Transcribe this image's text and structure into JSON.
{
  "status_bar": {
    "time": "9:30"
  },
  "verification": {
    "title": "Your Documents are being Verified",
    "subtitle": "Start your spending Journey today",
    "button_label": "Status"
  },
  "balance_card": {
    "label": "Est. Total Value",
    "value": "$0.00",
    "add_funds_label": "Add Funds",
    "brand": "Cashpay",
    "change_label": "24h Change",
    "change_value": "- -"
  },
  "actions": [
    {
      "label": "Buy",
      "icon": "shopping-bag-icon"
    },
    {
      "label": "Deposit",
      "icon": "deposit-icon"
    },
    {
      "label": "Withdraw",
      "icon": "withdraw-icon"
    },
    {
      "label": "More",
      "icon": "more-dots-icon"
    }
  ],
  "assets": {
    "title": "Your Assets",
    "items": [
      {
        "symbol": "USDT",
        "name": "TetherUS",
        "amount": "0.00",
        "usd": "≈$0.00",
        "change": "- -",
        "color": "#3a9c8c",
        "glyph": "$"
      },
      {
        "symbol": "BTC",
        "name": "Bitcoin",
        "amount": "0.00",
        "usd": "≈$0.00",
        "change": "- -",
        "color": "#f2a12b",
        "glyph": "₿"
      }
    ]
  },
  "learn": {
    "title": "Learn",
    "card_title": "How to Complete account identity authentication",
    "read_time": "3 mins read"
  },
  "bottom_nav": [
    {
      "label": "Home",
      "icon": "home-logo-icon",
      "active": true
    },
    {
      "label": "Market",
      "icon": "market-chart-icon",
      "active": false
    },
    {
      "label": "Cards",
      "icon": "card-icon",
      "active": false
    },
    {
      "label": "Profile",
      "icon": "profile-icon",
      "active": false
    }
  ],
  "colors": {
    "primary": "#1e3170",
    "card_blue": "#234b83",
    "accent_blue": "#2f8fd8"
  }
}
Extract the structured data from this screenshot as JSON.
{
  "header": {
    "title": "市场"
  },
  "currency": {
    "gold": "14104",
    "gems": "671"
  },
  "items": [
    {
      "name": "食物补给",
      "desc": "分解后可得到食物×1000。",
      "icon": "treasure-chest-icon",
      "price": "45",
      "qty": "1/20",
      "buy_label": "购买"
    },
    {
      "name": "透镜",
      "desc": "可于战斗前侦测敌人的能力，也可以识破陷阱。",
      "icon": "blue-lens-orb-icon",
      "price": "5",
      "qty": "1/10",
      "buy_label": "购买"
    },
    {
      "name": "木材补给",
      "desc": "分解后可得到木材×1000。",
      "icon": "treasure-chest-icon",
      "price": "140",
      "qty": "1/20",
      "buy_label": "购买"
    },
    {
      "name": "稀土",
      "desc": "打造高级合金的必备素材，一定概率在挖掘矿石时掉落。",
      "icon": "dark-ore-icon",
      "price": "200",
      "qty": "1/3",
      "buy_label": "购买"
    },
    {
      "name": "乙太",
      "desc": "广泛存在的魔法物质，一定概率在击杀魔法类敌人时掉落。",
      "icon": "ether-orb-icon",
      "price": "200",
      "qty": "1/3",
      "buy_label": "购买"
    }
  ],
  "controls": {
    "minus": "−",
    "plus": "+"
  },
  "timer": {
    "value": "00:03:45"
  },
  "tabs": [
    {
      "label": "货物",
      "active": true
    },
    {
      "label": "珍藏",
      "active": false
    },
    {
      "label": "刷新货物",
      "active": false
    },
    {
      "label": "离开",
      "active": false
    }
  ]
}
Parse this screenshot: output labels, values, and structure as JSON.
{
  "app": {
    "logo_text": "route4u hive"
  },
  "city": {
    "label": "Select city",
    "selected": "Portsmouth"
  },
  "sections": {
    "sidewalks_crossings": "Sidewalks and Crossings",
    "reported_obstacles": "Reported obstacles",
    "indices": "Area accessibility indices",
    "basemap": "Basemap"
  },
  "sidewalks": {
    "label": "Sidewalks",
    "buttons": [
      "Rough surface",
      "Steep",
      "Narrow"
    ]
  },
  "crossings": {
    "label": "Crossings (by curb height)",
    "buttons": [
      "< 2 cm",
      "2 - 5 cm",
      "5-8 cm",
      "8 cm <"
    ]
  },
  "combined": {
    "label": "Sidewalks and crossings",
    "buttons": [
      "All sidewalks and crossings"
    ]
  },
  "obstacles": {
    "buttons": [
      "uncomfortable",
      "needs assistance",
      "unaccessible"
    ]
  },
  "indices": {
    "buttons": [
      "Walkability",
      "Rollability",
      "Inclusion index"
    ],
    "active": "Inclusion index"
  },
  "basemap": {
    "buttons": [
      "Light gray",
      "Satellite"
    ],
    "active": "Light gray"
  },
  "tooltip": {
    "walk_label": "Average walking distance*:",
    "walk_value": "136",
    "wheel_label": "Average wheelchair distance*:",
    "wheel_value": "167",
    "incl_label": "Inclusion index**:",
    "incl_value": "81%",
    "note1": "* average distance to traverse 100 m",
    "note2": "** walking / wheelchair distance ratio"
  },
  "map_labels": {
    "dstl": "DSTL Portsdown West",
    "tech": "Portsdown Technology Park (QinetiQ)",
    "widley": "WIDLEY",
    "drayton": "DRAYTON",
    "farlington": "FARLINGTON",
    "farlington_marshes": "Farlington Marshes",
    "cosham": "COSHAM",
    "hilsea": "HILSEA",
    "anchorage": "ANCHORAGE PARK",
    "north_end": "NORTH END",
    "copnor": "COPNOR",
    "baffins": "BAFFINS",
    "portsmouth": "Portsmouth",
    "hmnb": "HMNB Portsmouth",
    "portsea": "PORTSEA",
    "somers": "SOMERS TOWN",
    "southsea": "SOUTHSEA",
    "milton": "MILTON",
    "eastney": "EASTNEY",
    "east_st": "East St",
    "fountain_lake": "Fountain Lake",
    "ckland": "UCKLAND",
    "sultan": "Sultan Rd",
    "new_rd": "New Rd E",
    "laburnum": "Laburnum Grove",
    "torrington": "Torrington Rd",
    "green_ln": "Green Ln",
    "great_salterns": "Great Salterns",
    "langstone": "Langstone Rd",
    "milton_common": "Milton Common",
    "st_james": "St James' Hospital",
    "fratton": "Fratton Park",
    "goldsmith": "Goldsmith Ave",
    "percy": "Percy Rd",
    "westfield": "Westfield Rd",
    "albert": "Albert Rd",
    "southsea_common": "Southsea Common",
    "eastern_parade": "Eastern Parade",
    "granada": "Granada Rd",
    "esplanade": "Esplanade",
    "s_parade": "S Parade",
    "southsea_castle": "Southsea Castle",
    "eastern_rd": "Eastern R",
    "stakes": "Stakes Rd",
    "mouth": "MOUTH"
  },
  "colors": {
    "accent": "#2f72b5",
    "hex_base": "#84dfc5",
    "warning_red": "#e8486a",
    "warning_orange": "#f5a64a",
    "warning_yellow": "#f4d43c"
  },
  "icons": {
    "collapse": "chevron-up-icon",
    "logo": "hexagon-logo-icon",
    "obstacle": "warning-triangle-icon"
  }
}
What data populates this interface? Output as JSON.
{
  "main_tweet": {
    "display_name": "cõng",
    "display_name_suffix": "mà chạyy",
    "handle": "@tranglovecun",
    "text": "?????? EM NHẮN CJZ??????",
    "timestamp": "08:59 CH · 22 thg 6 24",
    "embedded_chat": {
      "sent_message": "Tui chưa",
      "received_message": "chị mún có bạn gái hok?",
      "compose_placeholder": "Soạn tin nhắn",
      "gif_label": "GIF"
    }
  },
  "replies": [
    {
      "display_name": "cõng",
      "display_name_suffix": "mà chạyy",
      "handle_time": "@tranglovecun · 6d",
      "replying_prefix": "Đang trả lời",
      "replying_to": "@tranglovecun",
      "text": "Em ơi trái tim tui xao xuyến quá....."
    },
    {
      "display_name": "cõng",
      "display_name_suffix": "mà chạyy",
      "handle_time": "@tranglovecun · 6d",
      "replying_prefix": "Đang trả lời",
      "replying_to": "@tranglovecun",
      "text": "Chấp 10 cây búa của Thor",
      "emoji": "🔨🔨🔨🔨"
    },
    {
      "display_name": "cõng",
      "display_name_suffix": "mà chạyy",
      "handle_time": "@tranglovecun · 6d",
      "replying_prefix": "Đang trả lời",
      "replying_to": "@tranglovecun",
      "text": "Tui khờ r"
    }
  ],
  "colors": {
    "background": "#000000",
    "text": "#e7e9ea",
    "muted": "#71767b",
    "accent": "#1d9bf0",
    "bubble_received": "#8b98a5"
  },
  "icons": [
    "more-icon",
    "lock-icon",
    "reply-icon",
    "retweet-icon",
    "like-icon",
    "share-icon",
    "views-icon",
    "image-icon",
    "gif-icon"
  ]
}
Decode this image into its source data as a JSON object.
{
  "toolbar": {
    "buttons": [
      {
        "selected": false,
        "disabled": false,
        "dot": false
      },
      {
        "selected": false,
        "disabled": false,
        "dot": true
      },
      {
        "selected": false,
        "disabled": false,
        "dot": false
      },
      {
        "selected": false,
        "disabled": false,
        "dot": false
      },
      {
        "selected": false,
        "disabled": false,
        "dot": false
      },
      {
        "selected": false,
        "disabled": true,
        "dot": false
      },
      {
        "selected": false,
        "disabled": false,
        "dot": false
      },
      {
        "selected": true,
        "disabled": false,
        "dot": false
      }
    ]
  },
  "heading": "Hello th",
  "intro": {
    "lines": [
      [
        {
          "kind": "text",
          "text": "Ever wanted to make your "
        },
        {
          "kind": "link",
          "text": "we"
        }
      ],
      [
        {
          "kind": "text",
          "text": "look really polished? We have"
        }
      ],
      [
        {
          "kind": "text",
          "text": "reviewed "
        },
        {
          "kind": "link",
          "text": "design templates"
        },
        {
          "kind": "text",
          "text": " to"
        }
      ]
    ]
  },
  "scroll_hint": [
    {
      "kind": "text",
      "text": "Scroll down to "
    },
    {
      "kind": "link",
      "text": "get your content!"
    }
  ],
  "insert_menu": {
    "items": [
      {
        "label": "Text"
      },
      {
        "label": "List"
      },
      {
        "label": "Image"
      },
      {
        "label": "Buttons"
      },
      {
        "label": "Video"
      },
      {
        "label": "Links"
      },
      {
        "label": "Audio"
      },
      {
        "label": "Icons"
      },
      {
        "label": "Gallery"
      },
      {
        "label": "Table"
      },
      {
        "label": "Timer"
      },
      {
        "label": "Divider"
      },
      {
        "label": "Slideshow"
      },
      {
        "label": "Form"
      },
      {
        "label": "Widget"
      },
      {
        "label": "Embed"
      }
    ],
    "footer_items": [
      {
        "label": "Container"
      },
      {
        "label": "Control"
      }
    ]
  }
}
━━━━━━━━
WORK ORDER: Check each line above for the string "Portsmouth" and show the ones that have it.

RESULT FOR THIS EXERCISE:
    "selected": "Portsmouth"
    "portsmouth": "Portsmouth",
    "hmnb": "HMNB Portsmouth",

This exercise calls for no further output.